- **Task to carry out**: In the entries below, how many lines hold the string "name"? Give only the number.

(Page and application data records)
BEGIN

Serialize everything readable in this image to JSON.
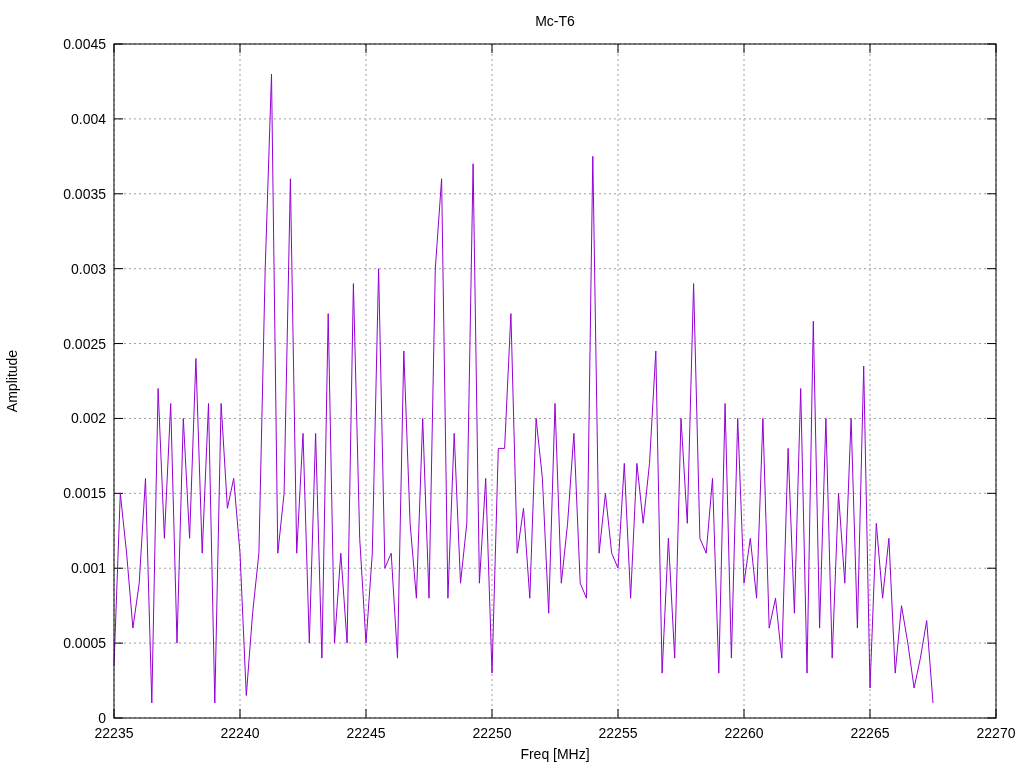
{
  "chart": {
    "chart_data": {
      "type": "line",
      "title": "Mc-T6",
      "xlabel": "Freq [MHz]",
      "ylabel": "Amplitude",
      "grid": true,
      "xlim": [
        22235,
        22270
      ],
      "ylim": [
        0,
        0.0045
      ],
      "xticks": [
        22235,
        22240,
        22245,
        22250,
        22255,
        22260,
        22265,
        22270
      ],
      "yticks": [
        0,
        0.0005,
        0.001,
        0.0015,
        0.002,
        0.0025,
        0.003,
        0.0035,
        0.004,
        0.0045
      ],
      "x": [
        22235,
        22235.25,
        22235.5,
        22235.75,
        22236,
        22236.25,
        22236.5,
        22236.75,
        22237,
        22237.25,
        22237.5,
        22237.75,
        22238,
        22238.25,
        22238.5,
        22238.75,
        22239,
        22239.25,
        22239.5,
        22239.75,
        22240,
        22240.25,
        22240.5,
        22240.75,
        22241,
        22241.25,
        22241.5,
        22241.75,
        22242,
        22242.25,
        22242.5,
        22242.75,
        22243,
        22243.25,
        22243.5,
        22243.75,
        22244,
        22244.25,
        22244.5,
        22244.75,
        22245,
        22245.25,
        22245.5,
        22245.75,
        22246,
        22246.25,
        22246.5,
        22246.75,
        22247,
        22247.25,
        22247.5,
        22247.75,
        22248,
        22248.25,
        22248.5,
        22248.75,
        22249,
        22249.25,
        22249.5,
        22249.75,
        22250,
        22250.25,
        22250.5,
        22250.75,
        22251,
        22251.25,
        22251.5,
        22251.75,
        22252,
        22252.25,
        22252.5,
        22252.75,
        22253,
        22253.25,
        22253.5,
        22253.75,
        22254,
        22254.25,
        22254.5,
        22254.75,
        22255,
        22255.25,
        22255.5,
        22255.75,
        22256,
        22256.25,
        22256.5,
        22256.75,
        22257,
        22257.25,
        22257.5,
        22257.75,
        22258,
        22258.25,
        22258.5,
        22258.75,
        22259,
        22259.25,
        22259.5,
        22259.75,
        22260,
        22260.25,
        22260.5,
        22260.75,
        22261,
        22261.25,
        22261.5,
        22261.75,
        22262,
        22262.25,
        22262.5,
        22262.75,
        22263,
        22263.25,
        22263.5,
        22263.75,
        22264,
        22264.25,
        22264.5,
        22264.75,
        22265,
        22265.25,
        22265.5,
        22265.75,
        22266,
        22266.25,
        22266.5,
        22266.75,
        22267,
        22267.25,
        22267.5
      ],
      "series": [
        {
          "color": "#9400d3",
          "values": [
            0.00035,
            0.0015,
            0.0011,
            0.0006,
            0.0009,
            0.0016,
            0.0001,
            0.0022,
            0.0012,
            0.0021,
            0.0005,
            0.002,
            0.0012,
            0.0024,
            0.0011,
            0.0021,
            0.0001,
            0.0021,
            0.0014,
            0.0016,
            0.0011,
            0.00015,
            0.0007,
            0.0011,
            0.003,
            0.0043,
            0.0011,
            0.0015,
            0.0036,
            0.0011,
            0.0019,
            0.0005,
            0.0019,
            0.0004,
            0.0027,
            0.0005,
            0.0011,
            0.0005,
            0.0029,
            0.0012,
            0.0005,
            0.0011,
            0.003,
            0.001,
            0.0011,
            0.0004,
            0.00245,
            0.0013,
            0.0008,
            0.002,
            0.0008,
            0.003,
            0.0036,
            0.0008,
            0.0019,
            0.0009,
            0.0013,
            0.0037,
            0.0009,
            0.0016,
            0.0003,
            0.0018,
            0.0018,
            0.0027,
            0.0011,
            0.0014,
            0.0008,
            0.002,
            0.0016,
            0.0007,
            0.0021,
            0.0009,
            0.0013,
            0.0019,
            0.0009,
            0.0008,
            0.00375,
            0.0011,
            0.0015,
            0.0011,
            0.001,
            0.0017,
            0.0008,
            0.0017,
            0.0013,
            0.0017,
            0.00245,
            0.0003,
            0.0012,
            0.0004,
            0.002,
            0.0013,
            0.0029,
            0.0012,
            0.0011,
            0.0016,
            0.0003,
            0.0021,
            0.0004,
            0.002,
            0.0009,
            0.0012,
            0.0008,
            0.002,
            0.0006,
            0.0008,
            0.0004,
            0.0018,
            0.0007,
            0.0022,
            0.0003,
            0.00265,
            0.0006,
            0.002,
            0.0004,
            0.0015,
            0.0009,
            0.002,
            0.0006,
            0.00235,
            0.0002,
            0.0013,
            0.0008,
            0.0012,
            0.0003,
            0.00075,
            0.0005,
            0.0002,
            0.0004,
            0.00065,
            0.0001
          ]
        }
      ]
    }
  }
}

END
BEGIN

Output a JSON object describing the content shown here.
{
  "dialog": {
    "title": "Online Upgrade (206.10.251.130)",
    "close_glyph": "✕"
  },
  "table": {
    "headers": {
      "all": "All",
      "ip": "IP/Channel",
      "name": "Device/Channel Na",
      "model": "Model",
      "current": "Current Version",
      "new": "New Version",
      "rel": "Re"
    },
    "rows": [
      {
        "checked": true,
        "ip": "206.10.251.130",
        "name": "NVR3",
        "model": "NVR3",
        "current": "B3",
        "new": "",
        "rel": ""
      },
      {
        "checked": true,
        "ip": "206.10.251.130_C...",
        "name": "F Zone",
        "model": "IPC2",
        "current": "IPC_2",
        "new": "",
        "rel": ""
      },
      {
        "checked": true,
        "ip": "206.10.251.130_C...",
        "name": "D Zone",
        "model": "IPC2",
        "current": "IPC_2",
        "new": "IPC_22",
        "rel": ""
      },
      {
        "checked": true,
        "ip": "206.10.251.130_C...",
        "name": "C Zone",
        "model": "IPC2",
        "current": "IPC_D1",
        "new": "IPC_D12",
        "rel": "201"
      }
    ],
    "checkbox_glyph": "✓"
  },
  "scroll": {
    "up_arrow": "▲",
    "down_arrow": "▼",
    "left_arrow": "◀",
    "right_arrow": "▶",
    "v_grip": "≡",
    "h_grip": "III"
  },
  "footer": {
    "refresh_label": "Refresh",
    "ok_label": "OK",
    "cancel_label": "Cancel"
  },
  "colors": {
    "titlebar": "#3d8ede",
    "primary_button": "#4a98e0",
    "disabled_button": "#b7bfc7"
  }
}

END

- **Output of the task**: 5